======== Supplied material ========
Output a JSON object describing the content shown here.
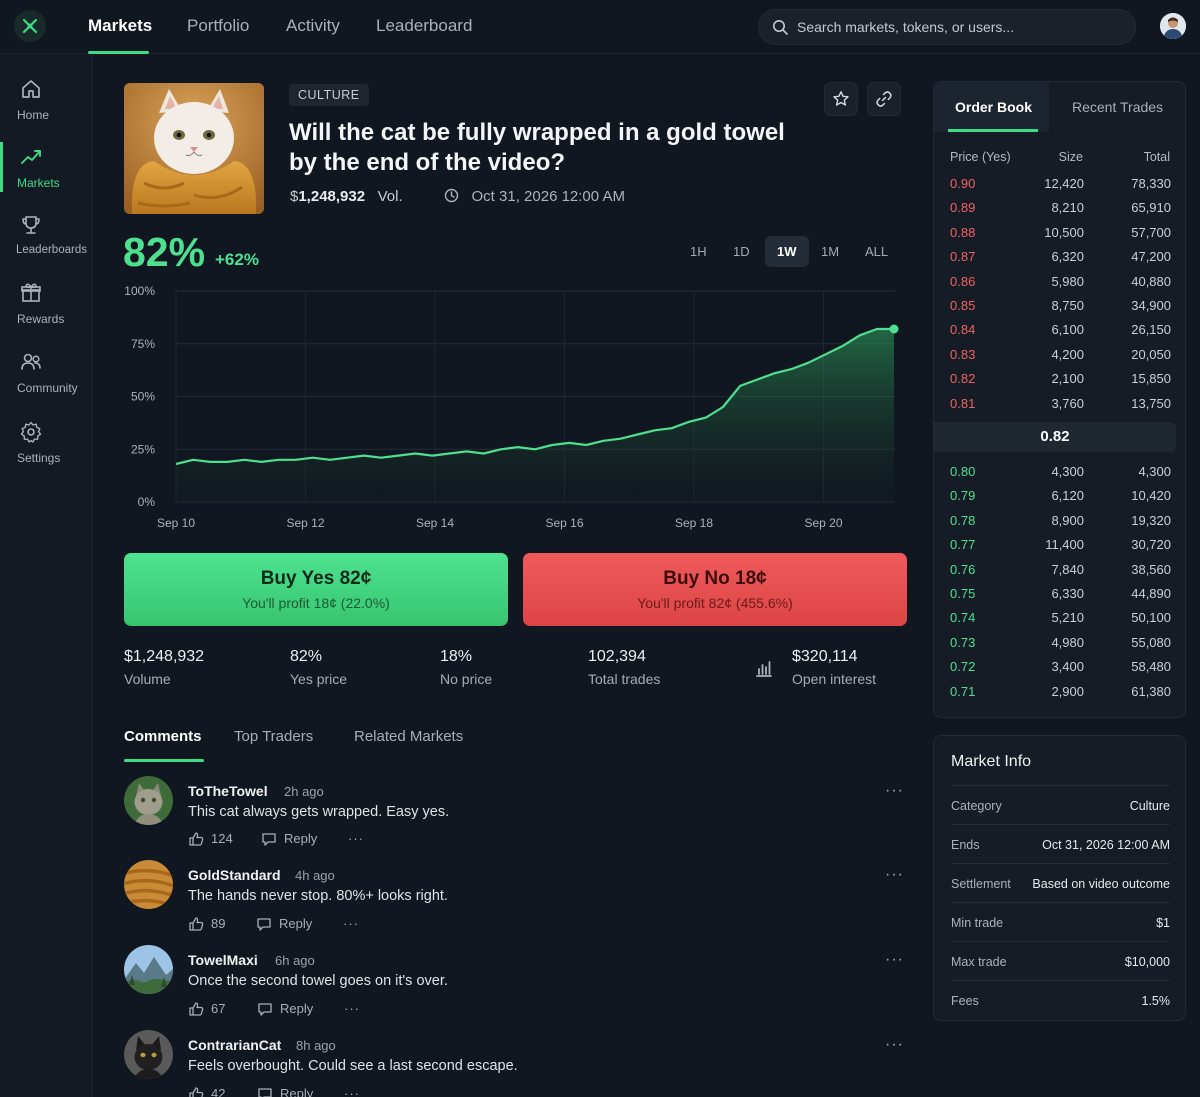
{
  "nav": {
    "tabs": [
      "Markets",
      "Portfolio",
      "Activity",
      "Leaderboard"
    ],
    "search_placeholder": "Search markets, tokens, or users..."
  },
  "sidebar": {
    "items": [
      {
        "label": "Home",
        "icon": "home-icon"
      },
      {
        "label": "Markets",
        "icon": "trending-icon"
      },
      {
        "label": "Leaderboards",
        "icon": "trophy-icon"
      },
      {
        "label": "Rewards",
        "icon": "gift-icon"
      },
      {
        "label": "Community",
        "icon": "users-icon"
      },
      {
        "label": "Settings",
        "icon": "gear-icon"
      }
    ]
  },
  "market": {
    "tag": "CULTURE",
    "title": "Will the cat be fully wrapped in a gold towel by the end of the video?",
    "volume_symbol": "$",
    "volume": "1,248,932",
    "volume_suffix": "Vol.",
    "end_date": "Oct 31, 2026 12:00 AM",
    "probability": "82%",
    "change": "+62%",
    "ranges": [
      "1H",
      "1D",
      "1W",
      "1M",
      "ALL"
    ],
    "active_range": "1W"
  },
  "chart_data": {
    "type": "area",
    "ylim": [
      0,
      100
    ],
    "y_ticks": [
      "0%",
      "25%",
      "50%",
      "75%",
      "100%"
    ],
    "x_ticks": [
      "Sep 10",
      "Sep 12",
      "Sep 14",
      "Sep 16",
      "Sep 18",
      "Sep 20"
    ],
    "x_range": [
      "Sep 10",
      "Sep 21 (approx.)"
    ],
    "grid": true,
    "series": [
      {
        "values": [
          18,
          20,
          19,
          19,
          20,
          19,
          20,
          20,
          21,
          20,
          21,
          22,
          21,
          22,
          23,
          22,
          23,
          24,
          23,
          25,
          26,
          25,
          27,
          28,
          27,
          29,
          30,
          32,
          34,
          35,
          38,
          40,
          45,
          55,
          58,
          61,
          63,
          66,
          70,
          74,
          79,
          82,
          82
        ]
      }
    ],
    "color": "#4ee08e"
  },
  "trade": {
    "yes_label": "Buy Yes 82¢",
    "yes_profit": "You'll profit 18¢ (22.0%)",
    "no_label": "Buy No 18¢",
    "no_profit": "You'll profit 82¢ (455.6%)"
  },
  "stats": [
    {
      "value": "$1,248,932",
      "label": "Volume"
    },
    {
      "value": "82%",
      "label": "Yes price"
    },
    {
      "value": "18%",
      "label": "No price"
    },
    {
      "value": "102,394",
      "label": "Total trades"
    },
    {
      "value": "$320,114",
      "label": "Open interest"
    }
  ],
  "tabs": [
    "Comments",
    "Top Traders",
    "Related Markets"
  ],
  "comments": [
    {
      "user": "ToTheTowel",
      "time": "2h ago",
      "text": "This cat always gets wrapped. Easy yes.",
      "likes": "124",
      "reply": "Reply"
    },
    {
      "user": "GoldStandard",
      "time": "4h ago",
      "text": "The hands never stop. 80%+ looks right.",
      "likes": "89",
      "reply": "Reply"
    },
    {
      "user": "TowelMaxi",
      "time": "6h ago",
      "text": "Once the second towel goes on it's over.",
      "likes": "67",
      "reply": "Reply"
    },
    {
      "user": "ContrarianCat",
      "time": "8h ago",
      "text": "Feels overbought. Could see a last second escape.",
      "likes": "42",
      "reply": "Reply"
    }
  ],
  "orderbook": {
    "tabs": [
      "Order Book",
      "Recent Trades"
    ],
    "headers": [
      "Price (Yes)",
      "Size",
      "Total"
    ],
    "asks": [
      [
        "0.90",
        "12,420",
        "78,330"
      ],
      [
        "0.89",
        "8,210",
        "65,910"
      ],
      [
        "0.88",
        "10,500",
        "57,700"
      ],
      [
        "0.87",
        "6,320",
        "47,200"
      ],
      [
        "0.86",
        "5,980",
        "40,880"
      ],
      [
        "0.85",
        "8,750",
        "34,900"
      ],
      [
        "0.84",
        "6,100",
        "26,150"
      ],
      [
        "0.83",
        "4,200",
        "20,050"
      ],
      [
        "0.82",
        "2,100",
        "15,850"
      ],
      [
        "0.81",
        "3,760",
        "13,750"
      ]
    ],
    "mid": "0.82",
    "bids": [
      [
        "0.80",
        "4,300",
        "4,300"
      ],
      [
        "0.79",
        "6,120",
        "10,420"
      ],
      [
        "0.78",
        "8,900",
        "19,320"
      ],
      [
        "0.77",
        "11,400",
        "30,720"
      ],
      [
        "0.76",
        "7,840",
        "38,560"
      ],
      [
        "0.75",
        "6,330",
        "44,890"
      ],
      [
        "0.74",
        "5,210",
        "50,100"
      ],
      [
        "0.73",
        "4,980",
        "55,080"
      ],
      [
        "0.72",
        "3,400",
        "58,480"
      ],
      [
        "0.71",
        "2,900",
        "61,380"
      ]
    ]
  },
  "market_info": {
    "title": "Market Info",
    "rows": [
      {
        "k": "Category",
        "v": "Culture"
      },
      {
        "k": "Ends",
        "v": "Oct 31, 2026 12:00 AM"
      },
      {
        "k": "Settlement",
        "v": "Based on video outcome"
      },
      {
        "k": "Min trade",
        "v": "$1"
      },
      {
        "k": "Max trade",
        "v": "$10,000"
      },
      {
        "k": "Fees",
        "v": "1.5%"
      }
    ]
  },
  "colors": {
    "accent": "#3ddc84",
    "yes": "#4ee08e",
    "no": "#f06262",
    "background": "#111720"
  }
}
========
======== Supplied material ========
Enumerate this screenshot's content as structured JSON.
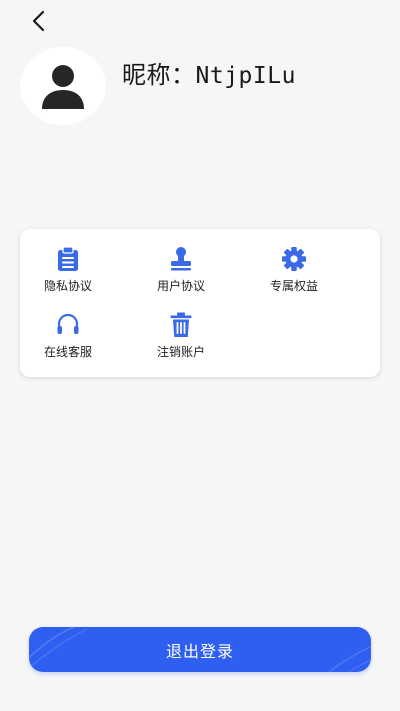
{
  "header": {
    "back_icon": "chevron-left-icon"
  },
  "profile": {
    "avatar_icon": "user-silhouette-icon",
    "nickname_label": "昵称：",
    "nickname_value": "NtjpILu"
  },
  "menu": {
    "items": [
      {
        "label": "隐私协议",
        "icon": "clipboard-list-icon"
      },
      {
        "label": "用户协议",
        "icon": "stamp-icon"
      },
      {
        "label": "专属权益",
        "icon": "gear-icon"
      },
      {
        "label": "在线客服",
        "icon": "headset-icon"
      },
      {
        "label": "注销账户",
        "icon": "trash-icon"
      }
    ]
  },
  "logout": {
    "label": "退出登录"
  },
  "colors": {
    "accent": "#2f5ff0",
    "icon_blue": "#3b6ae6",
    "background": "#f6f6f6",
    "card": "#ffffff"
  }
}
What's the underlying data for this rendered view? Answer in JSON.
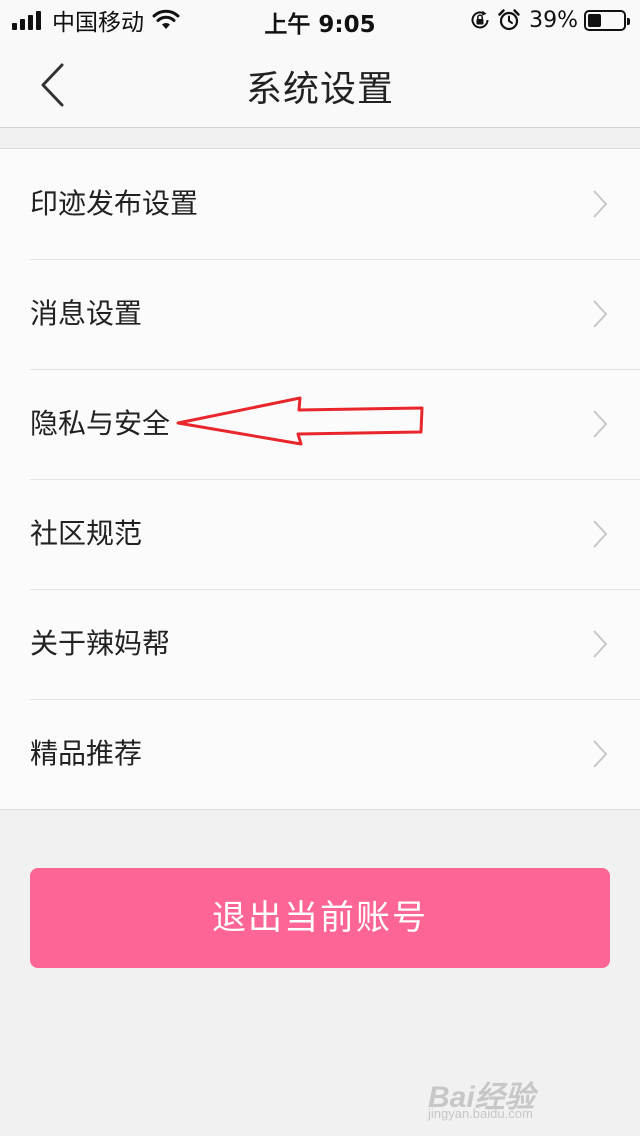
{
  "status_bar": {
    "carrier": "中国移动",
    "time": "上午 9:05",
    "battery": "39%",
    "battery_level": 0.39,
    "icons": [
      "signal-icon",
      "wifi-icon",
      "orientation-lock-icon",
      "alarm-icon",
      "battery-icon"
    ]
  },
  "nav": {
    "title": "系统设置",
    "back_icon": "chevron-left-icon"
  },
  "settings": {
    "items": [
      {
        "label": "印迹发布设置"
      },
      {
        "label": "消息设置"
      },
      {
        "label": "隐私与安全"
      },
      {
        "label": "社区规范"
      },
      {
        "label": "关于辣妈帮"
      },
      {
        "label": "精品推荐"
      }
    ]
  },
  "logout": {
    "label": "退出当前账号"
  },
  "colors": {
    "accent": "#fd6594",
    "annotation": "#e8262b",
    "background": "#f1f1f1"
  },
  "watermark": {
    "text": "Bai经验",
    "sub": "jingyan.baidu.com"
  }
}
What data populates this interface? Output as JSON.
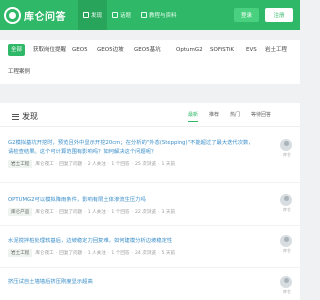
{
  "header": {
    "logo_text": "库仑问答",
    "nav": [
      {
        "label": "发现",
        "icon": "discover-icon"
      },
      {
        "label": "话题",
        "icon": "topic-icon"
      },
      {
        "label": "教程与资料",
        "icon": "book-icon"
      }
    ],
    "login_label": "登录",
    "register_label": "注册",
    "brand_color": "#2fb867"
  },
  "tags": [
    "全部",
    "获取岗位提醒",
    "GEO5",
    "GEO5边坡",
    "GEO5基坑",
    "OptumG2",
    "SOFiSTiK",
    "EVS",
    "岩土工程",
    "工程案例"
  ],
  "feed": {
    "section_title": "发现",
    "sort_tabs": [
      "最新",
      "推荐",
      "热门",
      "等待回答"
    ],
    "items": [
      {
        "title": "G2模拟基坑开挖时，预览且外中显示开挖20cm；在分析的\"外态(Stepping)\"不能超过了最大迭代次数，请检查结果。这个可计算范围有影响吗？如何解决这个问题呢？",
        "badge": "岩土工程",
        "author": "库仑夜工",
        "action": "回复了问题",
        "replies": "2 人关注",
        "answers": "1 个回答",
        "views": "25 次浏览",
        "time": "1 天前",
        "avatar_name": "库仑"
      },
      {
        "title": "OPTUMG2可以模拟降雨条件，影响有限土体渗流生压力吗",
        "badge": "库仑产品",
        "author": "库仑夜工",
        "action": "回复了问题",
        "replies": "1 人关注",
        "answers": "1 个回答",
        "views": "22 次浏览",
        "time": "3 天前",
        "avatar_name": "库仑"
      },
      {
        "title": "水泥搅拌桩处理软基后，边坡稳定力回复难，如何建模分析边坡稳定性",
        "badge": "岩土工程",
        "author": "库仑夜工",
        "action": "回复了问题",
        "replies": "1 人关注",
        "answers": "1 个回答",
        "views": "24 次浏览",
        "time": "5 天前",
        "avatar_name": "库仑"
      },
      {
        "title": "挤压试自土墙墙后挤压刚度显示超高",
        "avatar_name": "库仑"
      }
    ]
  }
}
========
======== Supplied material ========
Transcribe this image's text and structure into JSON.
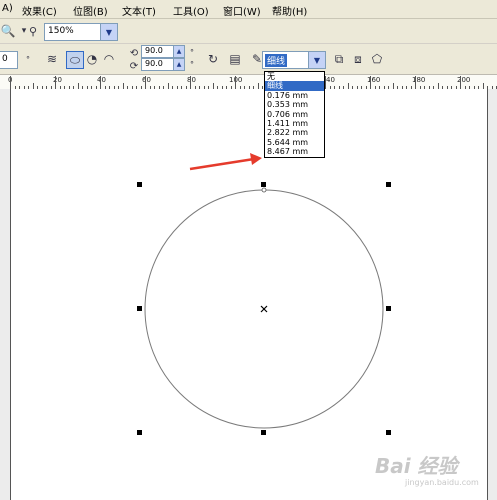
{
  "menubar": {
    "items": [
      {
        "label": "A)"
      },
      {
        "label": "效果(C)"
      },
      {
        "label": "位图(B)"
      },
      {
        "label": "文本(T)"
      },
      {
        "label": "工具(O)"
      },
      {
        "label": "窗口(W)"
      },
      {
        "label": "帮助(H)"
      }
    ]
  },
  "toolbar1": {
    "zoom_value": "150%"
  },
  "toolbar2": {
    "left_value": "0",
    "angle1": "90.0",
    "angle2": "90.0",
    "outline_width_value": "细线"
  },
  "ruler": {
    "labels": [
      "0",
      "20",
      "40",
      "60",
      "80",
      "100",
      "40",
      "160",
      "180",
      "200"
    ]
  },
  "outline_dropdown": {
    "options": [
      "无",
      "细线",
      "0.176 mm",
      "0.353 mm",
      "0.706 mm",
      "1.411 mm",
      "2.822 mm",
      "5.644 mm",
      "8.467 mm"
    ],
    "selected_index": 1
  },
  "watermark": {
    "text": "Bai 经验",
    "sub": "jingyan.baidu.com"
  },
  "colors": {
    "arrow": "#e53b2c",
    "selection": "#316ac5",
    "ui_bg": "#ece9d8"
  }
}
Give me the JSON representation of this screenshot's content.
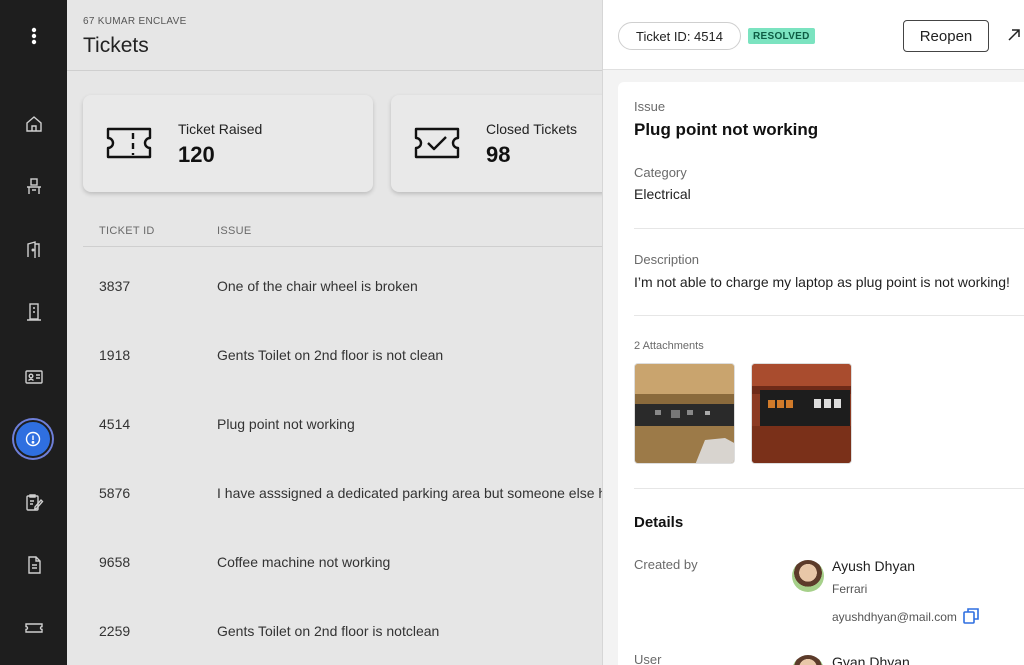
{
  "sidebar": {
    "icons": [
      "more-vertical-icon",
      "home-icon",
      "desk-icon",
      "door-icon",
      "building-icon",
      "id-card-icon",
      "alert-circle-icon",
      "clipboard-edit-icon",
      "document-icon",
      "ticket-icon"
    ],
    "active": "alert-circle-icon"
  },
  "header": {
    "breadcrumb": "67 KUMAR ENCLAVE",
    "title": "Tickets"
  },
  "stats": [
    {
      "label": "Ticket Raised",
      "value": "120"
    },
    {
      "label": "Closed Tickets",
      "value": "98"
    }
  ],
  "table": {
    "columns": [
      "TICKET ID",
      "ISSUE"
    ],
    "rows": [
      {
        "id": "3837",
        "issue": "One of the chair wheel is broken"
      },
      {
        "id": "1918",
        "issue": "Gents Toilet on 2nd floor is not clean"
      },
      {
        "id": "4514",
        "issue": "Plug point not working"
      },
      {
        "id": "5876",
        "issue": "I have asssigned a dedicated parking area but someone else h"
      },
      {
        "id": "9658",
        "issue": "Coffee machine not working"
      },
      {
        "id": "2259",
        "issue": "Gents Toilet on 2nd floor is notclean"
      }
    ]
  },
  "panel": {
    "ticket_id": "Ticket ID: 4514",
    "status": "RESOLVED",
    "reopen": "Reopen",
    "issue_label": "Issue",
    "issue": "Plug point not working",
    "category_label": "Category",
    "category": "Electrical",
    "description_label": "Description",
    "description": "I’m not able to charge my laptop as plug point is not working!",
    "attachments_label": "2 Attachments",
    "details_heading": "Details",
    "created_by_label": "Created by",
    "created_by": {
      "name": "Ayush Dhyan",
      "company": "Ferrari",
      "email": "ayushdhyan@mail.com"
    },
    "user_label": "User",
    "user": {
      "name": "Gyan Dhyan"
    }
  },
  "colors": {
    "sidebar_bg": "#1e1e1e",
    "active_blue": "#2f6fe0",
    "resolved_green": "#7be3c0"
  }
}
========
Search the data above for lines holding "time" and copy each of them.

      "time": "2h ago",
      "time": "4h ago",
      "time": "6h ago",
      "time": "8h ago",
    "time": "上午 9:05",
        "time": "1 天前",
        "time": "3 天前",
        "time": "5 天前",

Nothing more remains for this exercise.